First, a little bit of background. Shutter speed is shown on your screen like this: 1/250 or 1/100. What do these numbers mean? The smaller the fraction (1/250 is smaller than 1/100), the faster your shutter opens and closes. Huh? Let me explain. . .
When you are shooting very quick motion at low shutter speeds (1/100 is a lower shutter speed than 1/250), your camera will miss a lot of the action. By setting the shutter speed higher, you will catch more frames of the action.
So how do you set the shutter speed? As with the other controls, you’ll need to read your camera’s manual to find out where the settings are located (no hurry, I’ll wait). Here’s how setting your shutter speed works. Light your scene. Now go to your shutter speed menu. Set the speed as high as you can. You’ll notice that the scene gets darker as the shutter speed gets higher. Why is this?
In order to capture all of those frames at high shutter speeds, your camera needs lots of light. Therefore, the scene appears darker as the camera uses more light.
Okay, we left you with your shutter speed up as high as it would go. Your scene is probably very dark. Turn your shutter speed down until the scene looks properly lit. That is, when you look at the viewfinder or LCD screen of your camera, the scene looks normal to you. Congratulations! You have set your shutter speed!

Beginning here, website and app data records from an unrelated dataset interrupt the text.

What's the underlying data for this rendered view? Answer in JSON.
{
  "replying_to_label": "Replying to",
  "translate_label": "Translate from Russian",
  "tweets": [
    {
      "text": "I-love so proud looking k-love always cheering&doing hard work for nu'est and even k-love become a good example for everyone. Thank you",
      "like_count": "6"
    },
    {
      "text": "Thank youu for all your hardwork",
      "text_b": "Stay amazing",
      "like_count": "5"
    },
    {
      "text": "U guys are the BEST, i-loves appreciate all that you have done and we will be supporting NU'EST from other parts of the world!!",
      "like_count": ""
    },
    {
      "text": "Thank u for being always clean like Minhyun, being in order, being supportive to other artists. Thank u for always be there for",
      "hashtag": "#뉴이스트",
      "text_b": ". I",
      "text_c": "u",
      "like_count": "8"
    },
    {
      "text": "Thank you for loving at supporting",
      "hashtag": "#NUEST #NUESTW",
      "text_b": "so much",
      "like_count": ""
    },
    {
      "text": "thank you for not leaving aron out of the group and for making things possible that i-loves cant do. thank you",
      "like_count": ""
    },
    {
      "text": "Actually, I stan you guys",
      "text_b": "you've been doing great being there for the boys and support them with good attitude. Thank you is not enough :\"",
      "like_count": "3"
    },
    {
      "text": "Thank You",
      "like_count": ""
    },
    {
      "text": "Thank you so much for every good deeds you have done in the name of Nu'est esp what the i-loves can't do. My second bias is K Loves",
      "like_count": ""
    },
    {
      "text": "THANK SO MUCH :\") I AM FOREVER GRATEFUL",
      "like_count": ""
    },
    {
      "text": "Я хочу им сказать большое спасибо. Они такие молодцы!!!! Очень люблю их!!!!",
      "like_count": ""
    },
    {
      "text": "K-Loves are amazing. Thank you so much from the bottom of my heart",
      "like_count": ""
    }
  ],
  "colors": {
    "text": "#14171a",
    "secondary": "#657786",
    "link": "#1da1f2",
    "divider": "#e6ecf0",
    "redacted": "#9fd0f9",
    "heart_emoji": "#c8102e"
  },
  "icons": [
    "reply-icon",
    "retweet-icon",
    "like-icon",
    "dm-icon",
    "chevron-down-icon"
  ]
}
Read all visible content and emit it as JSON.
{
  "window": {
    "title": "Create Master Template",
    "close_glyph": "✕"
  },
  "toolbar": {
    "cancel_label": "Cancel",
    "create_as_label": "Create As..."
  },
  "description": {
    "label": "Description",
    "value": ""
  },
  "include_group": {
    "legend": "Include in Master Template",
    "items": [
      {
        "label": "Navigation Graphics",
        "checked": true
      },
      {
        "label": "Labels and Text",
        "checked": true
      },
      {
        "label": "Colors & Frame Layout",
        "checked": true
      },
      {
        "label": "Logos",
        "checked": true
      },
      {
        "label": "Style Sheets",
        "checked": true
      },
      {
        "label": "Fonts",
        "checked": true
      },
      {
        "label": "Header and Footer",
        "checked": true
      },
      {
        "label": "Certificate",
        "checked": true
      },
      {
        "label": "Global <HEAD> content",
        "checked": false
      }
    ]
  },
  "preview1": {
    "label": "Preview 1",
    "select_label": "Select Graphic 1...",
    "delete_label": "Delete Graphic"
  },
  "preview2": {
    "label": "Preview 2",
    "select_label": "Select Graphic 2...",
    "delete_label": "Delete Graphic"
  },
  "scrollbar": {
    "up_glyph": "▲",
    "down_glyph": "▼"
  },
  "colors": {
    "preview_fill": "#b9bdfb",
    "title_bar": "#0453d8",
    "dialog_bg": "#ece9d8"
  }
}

When you shoot outdoor scenes, you will notice that you will be able to set the shutter speed higher than when you shoot indoors. This is because of the afore mentioned lighting issues. Eventually, you’ll have a pretty good idea of where you can set your shutter speed for a given scene, so you will be able to eliminate some of the trial and error.